JASTA is intended to modify the Foreign Sovereign Immunities Act (1976) that was used as a defense by Saudi Arabia in a previous lawsuit. So why is this so wrong? Clearly the 9/11 victims have suffered great harm. Under US law (based on the American Social contract), they would have redress if an individual or a corporation committed such an act. Why should foreign governments and their agents be immune?
But there is no global social contract. There is no consensus among the nations as to what would make up such a social contract among all the countries of the world. The United Nations goes through the motions of being a deliberative body but it has no true authority. Nations routinely ignore UN resolutions with impunity. The UN Human Rights Commission includes human rights abusers such as China, Cuba, Russia, Saudi Arabia and Venezuela. The members of International Court of Justice (also known as the World Court) include China, Russia and the failed state of Somalia. The United States has refused to accept the jurisdiction of the World Court, as it would be a violation of our sovereign immunity. Without a global social contract there can be no global rule of law.
JASTA undermines the US stance on sovereign immunity and endangers US interests and its officials around the world. It is another attempt to do the “right” thing without thinking about the principles that have made our nations the greatest on earth. JASTA is not based on principle but on emotion. The pain of the 9/11 plaintiffs is real but JASTA is cheap electioneering that will have real consequences in the future.
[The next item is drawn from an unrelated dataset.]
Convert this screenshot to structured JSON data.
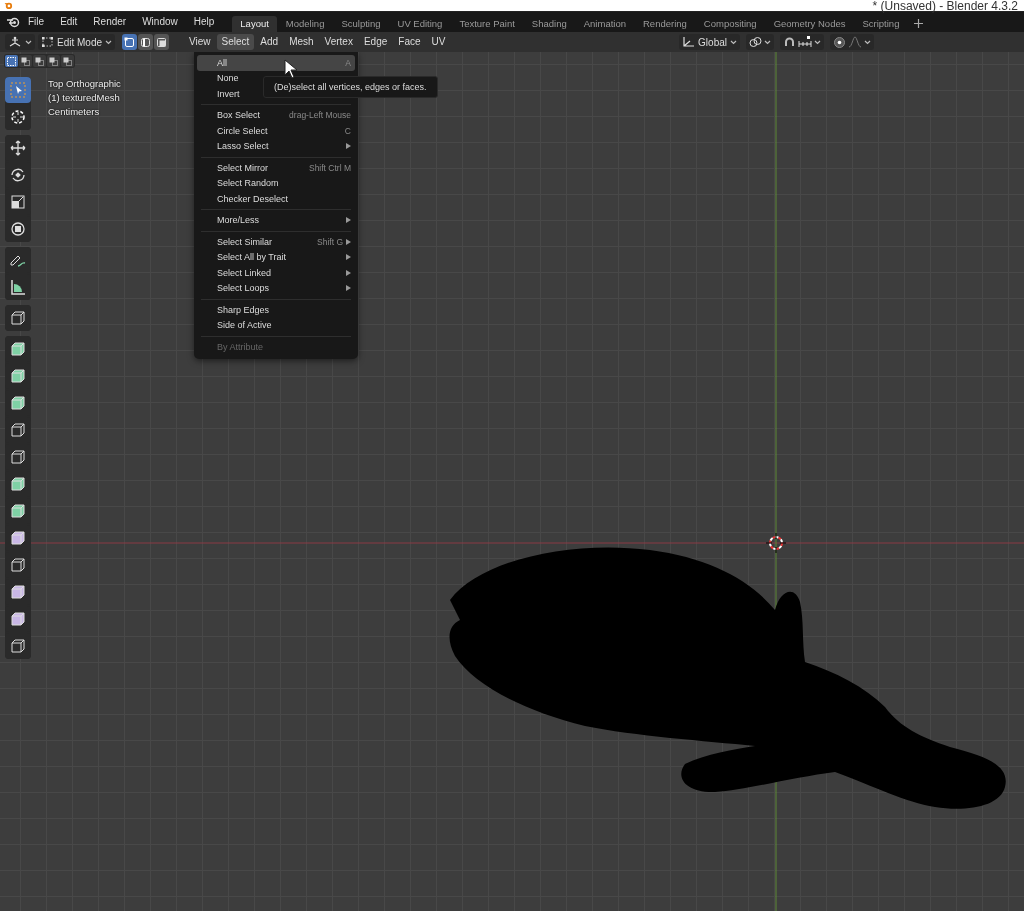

The principled action would have been for the Bush and/or Obama administration to take Saudi Arabia to task for its role in undermining the world order and fostering terrorism. Its citizens (including members of the royal family) transfer billions of dollars to terrorist organizations and the Saudi supported madrassas are training the next generation of suicide bombers. But principles were trumped by realpolitik and our traditional dependence on Mideast oil. Our diplomats and soldiers will pay the price for this ill-conceived, “what works” piece of legislation.